• Directions for this task: Check every line of the data for the word "name", and copy those that have it.

### Records for processing

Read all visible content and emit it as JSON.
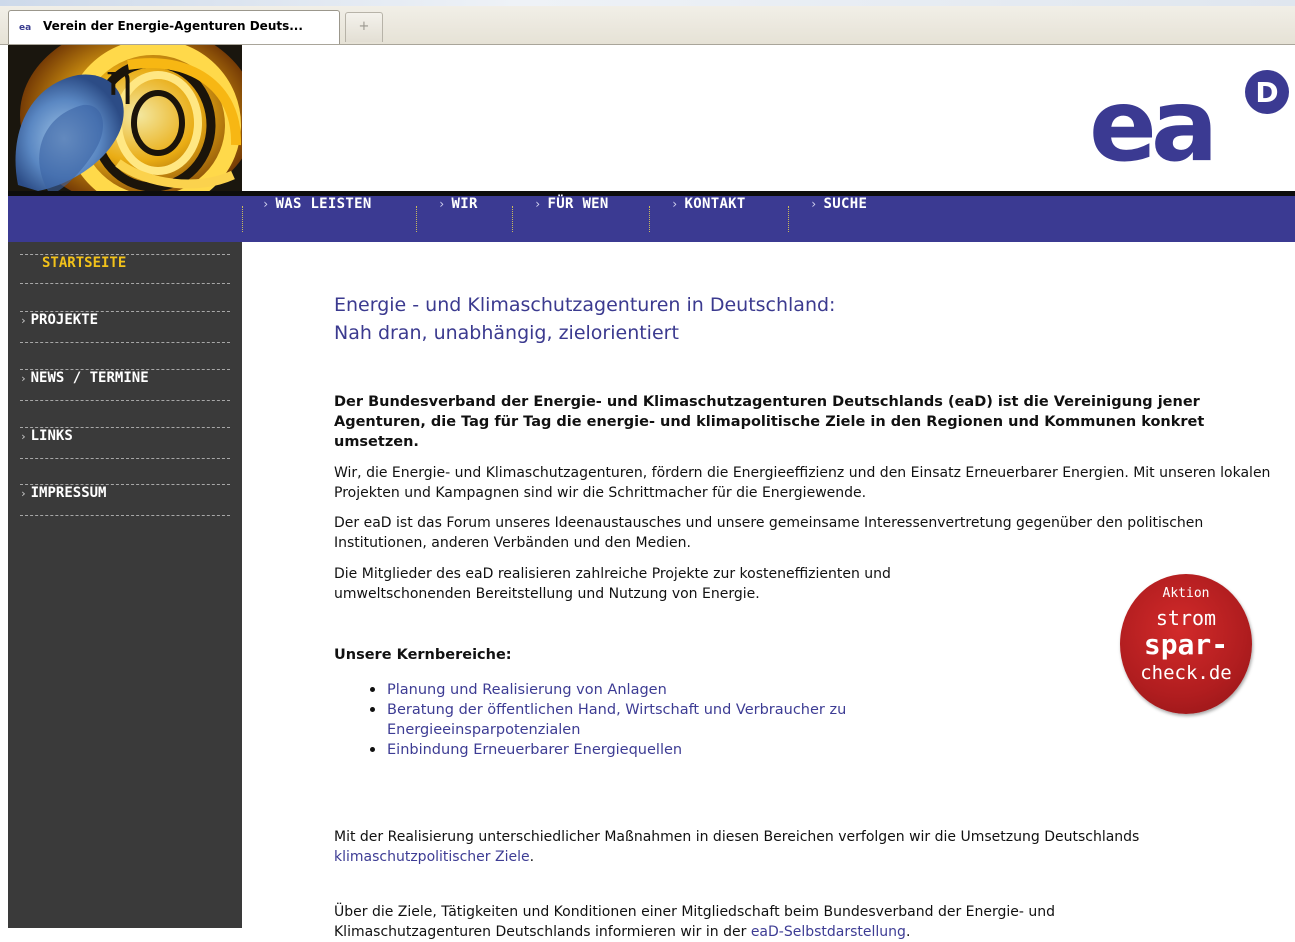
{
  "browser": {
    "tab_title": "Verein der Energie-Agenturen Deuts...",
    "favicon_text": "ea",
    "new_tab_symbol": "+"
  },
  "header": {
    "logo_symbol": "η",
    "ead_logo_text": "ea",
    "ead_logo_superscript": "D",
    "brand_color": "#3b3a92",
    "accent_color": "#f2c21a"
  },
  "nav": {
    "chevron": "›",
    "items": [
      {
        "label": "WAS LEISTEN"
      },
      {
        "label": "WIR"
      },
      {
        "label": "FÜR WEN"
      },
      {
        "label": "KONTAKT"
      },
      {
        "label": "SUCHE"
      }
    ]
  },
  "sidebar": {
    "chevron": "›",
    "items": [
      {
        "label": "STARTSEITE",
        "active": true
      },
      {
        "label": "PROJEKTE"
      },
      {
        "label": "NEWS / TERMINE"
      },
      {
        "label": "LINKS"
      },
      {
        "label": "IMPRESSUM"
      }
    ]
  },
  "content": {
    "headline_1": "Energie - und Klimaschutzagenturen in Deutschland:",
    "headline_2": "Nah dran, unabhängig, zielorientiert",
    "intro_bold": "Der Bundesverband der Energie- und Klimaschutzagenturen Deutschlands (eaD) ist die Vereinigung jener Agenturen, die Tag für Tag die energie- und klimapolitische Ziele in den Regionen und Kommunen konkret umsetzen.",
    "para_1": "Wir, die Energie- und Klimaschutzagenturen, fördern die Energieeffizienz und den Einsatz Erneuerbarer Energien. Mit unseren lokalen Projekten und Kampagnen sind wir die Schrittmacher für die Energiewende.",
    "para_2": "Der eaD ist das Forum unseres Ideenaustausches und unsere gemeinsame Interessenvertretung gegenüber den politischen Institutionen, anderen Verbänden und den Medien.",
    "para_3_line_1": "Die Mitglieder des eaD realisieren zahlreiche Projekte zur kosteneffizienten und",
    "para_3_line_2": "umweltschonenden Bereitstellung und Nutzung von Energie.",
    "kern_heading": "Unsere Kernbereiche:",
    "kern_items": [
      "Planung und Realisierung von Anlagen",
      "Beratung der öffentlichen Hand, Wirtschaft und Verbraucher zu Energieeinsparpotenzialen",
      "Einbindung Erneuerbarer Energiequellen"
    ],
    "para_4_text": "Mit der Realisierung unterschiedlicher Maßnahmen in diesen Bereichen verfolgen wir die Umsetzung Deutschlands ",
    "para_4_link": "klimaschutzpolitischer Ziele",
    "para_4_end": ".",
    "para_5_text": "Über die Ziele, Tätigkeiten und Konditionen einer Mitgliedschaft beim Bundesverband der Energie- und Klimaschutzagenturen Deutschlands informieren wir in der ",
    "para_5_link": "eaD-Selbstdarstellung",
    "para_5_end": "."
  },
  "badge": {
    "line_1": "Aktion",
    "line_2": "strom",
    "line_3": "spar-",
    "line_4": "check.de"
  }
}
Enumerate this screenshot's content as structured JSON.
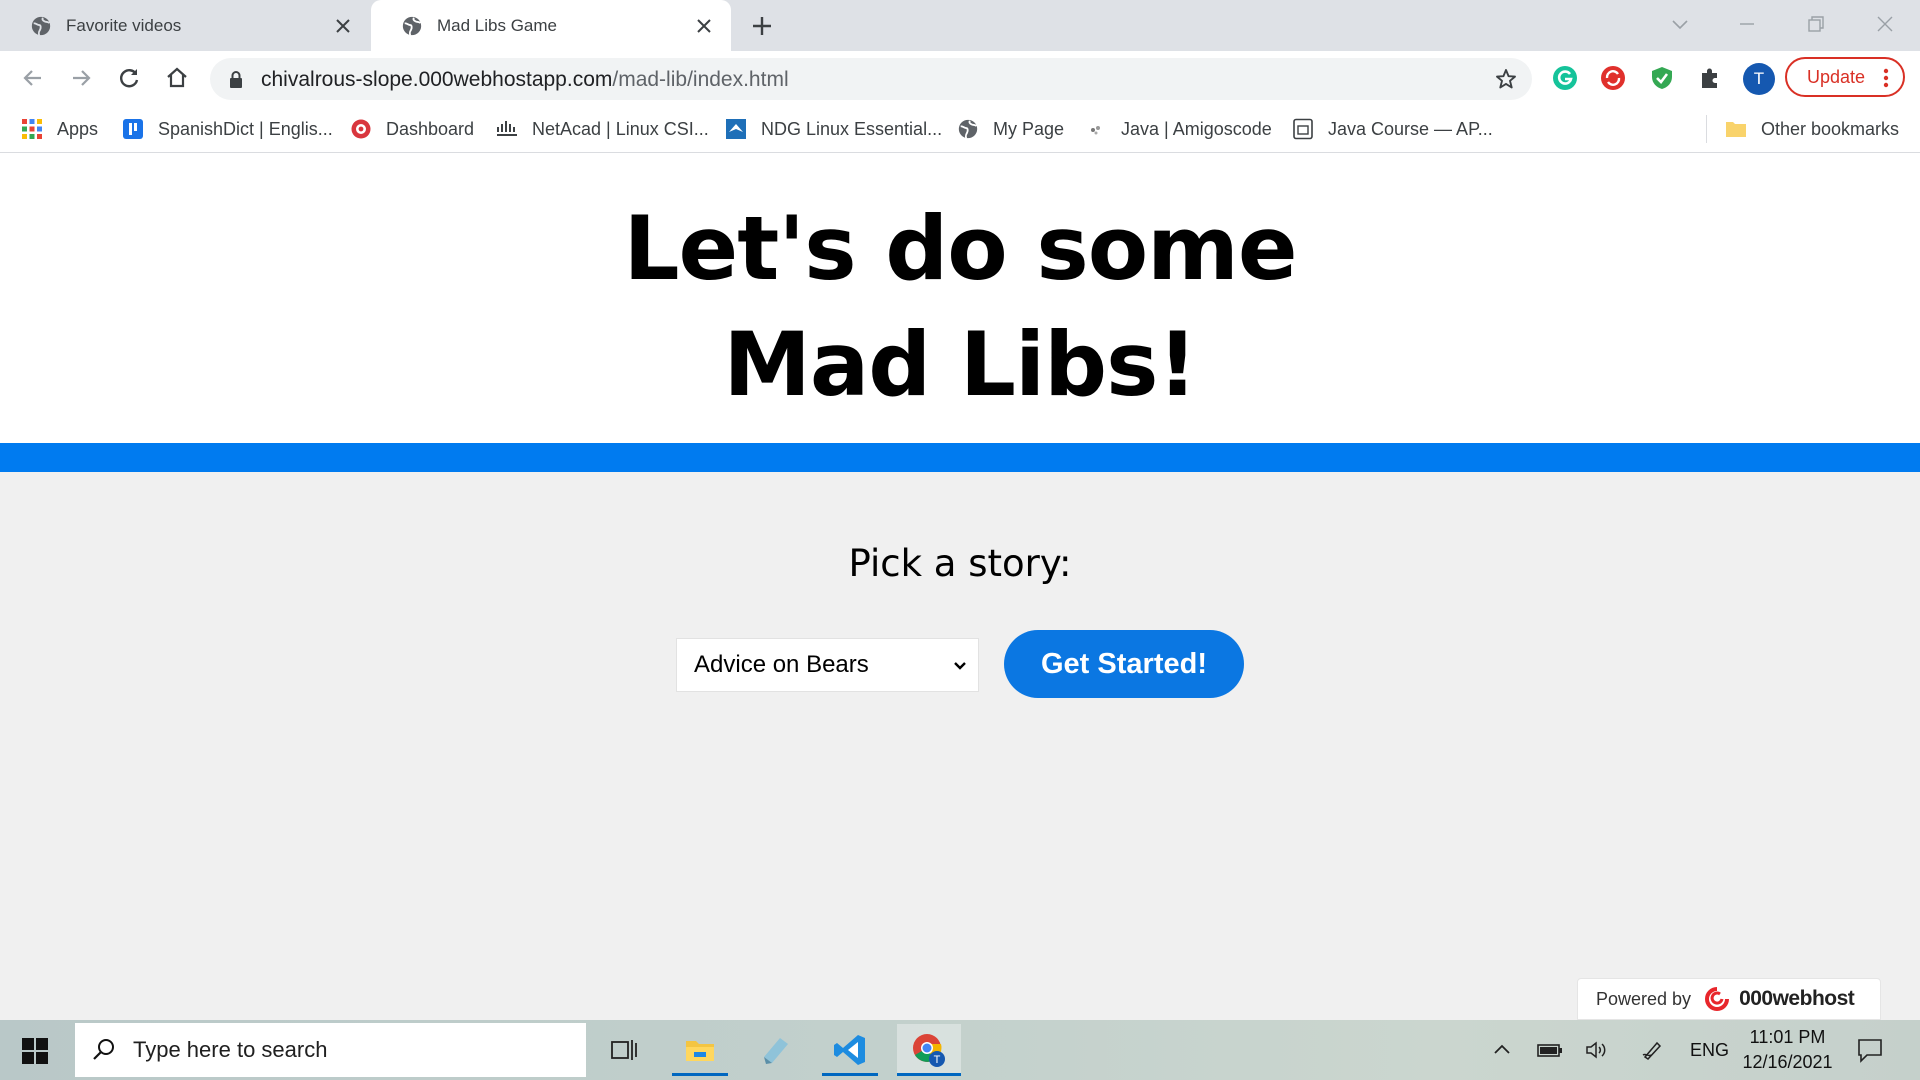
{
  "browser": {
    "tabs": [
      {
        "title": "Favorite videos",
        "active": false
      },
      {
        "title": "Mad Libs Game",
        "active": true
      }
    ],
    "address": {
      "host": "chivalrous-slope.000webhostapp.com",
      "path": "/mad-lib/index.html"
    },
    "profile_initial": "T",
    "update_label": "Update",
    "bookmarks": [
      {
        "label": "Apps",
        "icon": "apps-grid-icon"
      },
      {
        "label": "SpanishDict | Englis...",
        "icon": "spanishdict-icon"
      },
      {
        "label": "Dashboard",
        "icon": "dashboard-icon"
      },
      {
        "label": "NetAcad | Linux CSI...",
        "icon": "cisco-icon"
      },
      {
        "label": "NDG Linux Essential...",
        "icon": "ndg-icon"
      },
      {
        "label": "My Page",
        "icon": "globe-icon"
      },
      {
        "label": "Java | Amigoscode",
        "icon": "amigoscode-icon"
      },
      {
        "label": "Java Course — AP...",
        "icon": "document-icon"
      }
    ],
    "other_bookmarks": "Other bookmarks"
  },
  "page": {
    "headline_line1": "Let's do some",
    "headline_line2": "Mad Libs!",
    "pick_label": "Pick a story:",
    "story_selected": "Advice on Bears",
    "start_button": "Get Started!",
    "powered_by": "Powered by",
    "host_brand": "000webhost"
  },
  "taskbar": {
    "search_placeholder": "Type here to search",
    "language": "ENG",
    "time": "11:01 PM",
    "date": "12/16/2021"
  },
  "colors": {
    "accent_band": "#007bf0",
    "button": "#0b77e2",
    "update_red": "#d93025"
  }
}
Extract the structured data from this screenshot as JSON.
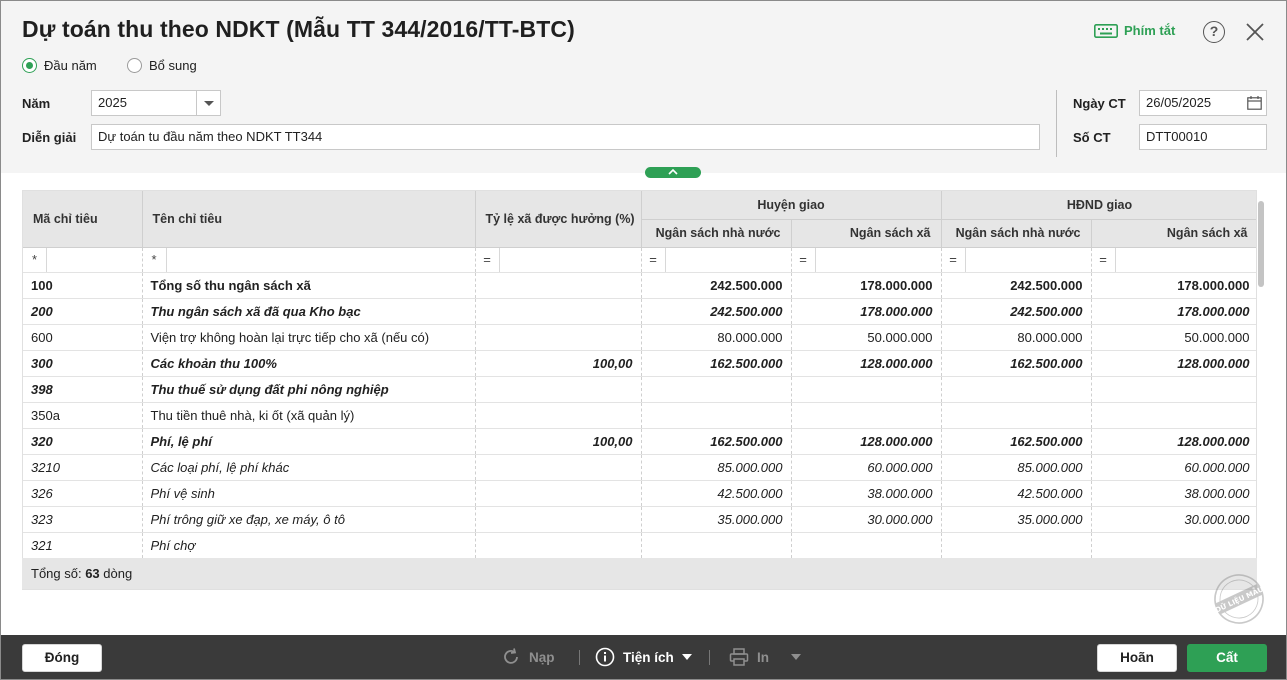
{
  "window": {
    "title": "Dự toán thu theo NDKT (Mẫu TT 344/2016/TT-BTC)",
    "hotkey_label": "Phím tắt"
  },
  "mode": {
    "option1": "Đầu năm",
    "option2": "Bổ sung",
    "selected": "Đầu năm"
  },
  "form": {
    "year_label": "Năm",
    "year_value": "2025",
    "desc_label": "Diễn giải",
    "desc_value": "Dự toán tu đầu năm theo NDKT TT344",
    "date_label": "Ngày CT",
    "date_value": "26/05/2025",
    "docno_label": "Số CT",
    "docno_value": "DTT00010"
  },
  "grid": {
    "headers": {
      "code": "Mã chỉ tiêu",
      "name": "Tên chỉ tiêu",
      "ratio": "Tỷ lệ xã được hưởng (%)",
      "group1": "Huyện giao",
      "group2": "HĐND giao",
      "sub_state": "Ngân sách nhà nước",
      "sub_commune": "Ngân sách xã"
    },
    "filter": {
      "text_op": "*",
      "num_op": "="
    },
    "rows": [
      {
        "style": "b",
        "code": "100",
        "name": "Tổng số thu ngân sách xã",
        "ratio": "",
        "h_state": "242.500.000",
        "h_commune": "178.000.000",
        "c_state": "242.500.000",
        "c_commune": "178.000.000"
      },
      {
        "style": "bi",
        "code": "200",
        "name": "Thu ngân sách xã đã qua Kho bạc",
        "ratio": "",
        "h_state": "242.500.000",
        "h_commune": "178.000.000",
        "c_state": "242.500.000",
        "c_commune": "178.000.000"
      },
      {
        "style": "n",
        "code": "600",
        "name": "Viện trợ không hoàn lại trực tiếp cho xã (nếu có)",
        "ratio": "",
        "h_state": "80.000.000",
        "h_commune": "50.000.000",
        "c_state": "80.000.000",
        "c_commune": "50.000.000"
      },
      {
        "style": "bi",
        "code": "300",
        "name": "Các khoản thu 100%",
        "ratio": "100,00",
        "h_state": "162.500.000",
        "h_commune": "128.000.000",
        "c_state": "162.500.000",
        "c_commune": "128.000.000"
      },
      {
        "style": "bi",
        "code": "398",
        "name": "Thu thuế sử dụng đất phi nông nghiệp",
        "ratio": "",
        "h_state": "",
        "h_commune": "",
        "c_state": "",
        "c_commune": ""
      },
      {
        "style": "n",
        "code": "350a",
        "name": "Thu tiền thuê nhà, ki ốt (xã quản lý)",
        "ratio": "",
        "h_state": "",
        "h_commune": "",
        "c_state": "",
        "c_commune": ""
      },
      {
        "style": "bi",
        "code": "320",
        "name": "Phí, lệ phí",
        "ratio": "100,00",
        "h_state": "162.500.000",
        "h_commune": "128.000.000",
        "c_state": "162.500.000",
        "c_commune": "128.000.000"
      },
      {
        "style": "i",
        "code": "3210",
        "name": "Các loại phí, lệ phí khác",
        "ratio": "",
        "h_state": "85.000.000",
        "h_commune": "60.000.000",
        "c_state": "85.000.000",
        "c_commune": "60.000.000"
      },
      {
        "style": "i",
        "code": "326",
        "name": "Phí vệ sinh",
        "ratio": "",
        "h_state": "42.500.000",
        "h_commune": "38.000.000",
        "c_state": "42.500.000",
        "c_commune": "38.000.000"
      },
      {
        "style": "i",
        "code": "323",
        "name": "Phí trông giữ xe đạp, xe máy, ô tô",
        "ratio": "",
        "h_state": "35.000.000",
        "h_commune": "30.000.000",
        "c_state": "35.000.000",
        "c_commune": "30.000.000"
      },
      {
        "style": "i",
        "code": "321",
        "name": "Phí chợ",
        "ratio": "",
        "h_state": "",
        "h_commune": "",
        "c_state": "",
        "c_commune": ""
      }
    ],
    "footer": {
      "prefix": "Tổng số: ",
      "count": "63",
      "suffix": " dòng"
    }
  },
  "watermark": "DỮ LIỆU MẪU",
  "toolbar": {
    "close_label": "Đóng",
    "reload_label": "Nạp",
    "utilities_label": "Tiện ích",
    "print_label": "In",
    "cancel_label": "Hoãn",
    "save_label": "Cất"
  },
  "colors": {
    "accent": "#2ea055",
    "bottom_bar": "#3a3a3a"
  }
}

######

• Task solution:
      "name": "Tên chỉ tiêu",
        "name": "Tổng số thu ngân sách xã",
        "name": "Thu ngân sách xã đã qua Kho bạc",
        "name": "Viện trợ không hoàn lại trực tiếp cho xã (nếu có)",
        "name": "Các khoản thu 100%",
        "name": "Thu thuế sử dụng đất phi nông nghiệp",
        "name": "Thu tiền thuê nhà, ki ốt (xã quản lý)",
        "name": "Phí, lệ phí",
        "name": "Các loại phí, lệ phí khác",
        "name": "Phí vệ sinh",
        "name": "Phí trông giữ xe đạp, xe máy, ô tô",
        "name": "Phí chợ",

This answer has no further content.